What is a common mistake people make when they read the Bible—particularly the creation stories in Genesis? They forget that it is an ancient text. Why does this matter? Because ancient literature, like modern literature, is embedded with the assumptions of its own time. If we read ancient texts merely from the perspective of our modern worldview, then we risk imposing upon those texts questions they were never meant to answer. And when we do that, we morph the text so that it only gives answers that conform to our likes and expectations. In this case, the text will no longer challenge our views; it can only confirm them. This, I think, is what happens when we ask questions about science from Genesis 1-2 (young earth creationists and old earth creationists both make this mistake).
The fact is, Genesis is not a modern book.
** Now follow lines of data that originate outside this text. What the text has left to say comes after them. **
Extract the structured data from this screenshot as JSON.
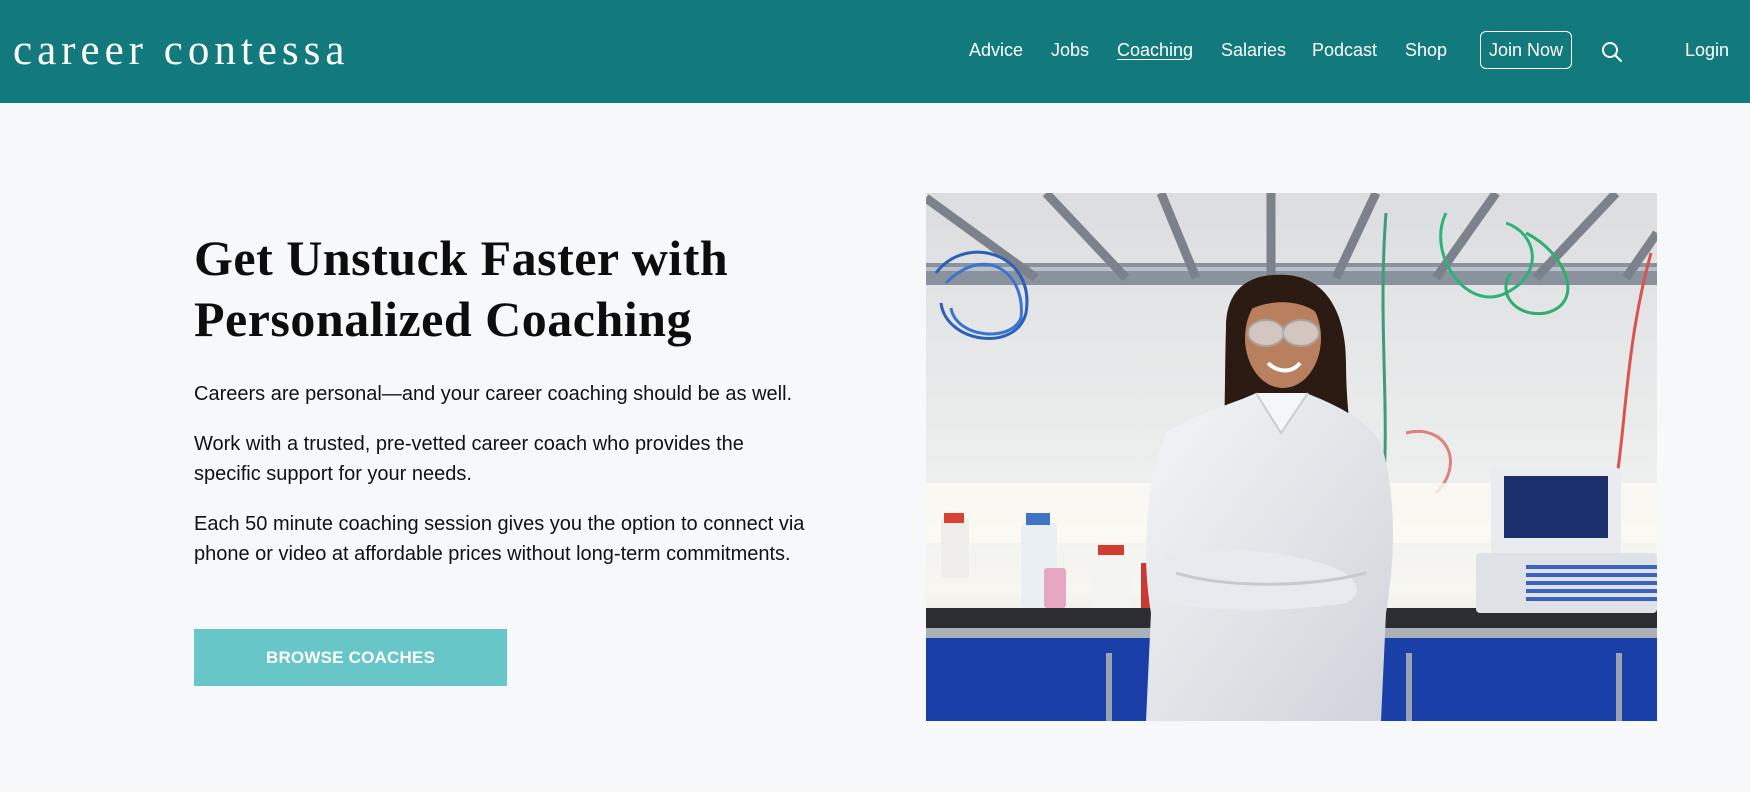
{
  "header": {
    "logo": "career contessa",
    "nav": [
      "Advice",
      "Jobs",
      "Coaching",
      "Salaries",
      "Podcast",
      "Shop"
    ],
    "active_nav": "Coaching",
    "join_label": "Join Now",
    "search_icon": "search-icon",
    "login_label": "Login"
  },
  "hero": {
    "title": "Get Unstuck Faster with Personalized Coaching",
    "paragraphs": [
      "Careers are personal—and your career coaching should be as well.",
      "Work with a trusted, pre-vetted career coach who provides the specific support for your needs.",
      "Each 50 minute coaching session gives you the option to connect via phone or video at affordable prices without long-term commitments."
    ],
    "cta_label": "BROWSE COACHES"
  },
  "colors": {
    "header_bg": "#127a7c",
    "page_bg": "#f7f8fa",
    "cta_bg": "#66c6c8"
  }
}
It’s an ancient book, embedded with ancient assumptions about the world. And that’s okay. The ultimate point of Genesis 1 isn’t to teach science, but theology. If St. John has anything to say about it, Genesis 1 is meant to point us to the Logos—to the Word (John 1). So when you sit down to read Genesis, see it not as a science book, but as a theo-logos book.